A startup requires capital which would be used to set up a shop, stock inventory, launch a marketing campaign, and so on. It often relies on funds provided by people within the immediate network of the entrepreneur. Family members and friends, in addition to the personal savings of the entrepreneur help to provide the required startup capital. This is often the easiest means of obtaining funds for a startup. Options outside the immediate network of the entrepreneur, such as angel investors and loans from banks, become the next available options when personal savings and contributions from family and friends are not enough. Most of the time, these second alternatives are not so easy to obtain.
What is crowdfunding?
Crowdfunding is the pooling together of a large number of people to raise money that would be used to fund a project or venture. Each person contributes a small percentage of the needed funds. Crowdfunding is usually done via the internet, which makes it easy to attract as many people as possible.
In recent times, with the advent of crowdfunding, startups have the opportunity to conveniently gather funds from the public.
Benefits of Crowdfunding a Startup
- Saves time and money: setting up a crowdfunding strategy is much easier and takes far lesser time to raise the required capital than approaching banks and private investors. It eliminates the need for constant pitching, negotiating, and prospecting.
- Helps in establishing a customer base: raising funds for a startup through crowdfunding basically means having a very large number of people backing your business. Many of these people not only become part of your customer base, but also part of your sales force as they get involved in promoting the business. One of the biggest challenges for startups is how to spread word about the new business and many spend a lot of time trying to get the business noticed in the organic search world. Crowdfunding , therefore, provides a two way advantage in this regard.
- Gives control over how to reward investors: crowdfunding often makes use of reward based incentives to compensate investors, rather than having to give up equity in the business. The startup also has control over the percentage interest offered to investors.
- Provides an honest feedback: if a startup finds it difficult to attract people to invest, even after observing best practices in the crowdfunding campaign, it could mean that the startup idea does meet the needs of the public and won’t be able to create much value.
- Makes startup inflexible: as soon as the contributions have been made, it becomes difficult to make any considerable changes to the initial startup idea. Also, any delays in the stated timeline would damage the reputation of the business.
- Often adopts an all-or-nothing approach: some crowdfunding platforms only release the contributed funds when it has achieved or exceeded 100% of the stated startup capital.

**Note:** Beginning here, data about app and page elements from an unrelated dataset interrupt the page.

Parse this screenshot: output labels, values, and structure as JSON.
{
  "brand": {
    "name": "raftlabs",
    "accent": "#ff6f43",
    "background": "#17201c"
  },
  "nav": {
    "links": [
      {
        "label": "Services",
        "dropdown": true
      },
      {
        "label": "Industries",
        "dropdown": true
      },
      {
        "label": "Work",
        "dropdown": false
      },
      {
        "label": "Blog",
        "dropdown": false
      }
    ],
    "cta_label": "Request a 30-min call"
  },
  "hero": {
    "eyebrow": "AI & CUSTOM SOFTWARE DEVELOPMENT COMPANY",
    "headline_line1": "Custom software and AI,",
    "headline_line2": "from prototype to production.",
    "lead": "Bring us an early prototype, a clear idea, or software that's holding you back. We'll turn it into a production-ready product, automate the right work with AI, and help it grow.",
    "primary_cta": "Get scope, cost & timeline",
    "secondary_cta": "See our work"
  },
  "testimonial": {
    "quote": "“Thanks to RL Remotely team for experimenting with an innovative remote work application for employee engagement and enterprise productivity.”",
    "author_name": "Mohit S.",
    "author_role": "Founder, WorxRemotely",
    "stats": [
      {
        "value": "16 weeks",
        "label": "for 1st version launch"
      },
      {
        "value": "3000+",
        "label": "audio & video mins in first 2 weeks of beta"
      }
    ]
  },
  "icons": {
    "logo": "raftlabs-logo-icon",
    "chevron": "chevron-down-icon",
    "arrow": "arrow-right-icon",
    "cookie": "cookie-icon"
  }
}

This puts the startup on hold, even after a considerable amount has been obtained.
- The startup bears the administrative burden: the startup bears all the burden of administrating investors, which often involves a great deal of paperwork, the need to provide regular reports, and having to handle a large number of investors who are often inquisitive as to how the business is being run.